Rob McLeod, the former president and CEO of IDM Mining, and now a consultant to Ascot, told analysts and investors on the conference call that it’s “a heck of a time to get into the stock.”
“We have internal models and know that they would be very appealing to investors, but to me, it’s the exploration upside that is still not fully appreciated by the market for these two projects.
“Most of the exploration that has been done has been in and around the historic mines. To go out and test new areas — especially with our understanding of the regional metallogeny — can reveal some of the bonanza grades the Golden Triangle is famous for.”
Looking ahead, White says Ascot plans to complete a feasibility study on Red Mountain in mid-2019. The study will also give investors a sense of what Red Mountain and Premier look like together, even though Red Mountain has identified reserves, while Premier has only resources. A second feasibility study released before year-end would have reserves for Premier.

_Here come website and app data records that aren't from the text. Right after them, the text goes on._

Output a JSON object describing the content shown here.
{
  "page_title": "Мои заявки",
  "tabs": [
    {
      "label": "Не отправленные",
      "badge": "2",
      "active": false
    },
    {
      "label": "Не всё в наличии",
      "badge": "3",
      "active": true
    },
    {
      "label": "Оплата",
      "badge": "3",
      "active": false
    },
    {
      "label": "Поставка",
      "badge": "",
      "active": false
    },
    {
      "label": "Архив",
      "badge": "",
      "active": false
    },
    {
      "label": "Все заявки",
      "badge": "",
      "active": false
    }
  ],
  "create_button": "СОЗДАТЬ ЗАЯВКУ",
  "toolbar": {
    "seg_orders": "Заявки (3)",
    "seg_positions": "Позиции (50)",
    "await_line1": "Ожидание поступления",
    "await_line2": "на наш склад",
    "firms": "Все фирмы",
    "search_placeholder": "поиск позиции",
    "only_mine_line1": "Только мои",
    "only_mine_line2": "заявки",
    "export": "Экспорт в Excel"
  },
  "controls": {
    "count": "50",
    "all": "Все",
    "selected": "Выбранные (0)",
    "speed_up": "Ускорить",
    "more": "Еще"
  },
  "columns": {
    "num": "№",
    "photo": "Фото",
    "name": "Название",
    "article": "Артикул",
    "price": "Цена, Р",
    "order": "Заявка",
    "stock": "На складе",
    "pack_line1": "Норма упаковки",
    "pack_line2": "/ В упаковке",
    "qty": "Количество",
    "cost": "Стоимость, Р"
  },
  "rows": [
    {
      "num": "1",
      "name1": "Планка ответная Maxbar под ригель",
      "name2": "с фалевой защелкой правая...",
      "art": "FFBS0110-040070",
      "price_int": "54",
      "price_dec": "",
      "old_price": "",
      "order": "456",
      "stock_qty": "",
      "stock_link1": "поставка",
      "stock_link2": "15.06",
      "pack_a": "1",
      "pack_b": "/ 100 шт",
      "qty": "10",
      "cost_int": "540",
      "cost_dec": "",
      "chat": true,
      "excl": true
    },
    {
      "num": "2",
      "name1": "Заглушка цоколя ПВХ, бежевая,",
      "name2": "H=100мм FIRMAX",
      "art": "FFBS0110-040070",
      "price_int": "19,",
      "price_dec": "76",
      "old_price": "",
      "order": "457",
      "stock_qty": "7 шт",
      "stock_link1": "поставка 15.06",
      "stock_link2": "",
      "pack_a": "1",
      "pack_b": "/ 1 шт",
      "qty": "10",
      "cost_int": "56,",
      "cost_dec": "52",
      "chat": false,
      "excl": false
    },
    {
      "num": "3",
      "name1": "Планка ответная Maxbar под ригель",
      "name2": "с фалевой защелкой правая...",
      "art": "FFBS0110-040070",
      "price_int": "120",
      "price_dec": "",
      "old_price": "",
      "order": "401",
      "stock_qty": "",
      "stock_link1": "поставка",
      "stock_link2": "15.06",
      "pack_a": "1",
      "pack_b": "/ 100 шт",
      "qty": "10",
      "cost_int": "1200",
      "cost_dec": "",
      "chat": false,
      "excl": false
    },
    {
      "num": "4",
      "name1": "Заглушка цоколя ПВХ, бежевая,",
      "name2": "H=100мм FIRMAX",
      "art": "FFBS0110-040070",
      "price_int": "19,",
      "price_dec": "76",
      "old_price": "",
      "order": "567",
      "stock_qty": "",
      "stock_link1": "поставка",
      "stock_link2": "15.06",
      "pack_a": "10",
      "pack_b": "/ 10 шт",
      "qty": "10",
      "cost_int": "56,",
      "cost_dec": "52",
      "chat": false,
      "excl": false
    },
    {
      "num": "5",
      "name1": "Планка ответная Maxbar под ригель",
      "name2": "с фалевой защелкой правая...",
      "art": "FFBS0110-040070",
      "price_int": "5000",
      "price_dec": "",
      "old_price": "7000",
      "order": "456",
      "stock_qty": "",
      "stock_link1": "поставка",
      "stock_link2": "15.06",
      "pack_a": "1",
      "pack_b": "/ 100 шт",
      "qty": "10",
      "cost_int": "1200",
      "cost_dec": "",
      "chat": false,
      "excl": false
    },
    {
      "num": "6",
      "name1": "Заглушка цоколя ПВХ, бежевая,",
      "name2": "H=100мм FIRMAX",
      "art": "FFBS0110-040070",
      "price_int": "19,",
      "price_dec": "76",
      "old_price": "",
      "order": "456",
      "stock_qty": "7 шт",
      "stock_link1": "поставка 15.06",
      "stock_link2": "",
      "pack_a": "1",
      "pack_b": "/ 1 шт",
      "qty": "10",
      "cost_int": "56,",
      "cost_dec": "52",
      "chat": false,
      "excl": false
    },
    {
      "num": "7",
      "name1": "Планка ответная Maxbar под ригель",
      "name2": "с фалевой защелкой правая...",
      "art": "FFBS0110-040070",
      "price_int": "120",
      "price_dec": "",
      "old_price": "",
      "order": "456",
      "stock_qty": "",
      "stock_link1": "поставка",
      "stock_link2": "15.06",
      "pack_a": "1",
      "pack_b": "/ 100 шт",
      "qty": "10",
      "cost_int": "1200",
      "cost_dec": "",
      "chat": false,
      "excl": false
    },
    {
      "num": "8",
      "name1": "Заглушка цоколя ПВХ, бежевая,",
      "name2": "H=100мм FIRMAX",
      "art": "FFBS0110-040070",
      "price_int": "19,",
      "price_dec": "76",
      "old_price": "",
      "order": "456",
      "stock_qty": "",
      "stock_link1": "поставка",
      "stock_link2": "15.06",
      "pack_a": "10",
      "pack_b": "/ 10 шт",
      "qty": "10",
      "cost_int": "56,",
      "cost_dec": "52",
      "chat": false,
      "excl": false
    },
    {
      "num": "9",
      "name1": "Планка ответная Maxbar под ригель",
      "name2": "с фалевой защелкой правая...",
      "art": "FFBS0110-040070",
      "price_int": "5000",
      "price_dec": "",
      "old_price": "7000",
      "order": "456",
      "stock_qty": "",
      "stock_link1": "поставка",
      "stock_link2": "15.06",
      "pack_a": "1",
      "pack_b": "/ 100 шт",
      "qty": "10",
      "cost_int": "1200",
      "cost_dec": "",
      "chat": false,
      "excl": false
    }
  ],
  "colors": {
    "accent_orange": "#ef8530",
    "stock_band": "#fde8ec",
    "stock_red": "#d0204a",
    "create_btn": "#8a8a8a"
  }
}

“That is what will be needed to get an uptick in value, and to attract the kind of funds necessary to put this mine back into production,” White says. “What that requires is we have to do the drilling at Silver Coin and Big Missouri so that it’s converted into reserves.”
In terms of putting the mine back into production, Ascot has mining and reclamation permits, but these need to be amended back into active status, and management intends to apply for an amendment to the Mines Act later this year.
“The company is in a far better position than it has ever been in,” White says. “It will take us to the end of the year to get the feasibility in place. We’d connect with capital in the first quarter of 2020, and, from there, we’re ready to go. Brucejack cost $800 million to build, and we’re talking about something one-tenth of that cost.
“I appreciate there are a lot of long-suffering shareholders,” he says. “We’ve made significant progress over the last 16 months, and we expect to make significant progress over the next nine months.”
Ascot’s shares are trading at 75¢ in a 52-week range of 72¢ to $1.65. The company has a $157-million market capitalization.